*Required work*.
Only the lines with the string "icon" are needed; return each of them from the entries below.

*Extracted data*.
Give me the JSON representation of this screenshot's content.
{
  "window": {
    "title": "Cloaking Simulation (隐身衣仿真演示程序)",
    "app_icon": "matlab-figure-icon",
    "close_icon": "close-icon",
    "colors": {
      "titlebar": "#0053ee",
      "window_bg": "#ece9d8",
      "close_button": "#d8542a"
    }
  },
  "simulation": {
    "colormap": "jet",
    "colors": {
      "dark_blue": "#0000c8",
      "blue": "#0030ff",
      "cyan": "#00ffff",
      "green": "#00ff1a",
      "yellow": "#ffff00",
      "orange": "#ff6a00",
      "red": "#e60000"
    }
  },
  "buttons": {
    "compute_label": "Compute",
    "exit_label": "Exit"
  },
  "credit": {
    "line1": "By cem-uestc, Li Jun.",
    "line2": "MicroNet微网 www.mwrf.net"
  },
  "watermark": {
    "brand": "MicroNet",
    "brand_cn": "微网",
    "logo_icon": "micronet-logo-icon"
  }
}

*Output below*.
    "app_icon": "matlab-figure-icon",
    "close_icon": "close-icon",
    "logo_icon": "micronet-logo-icon"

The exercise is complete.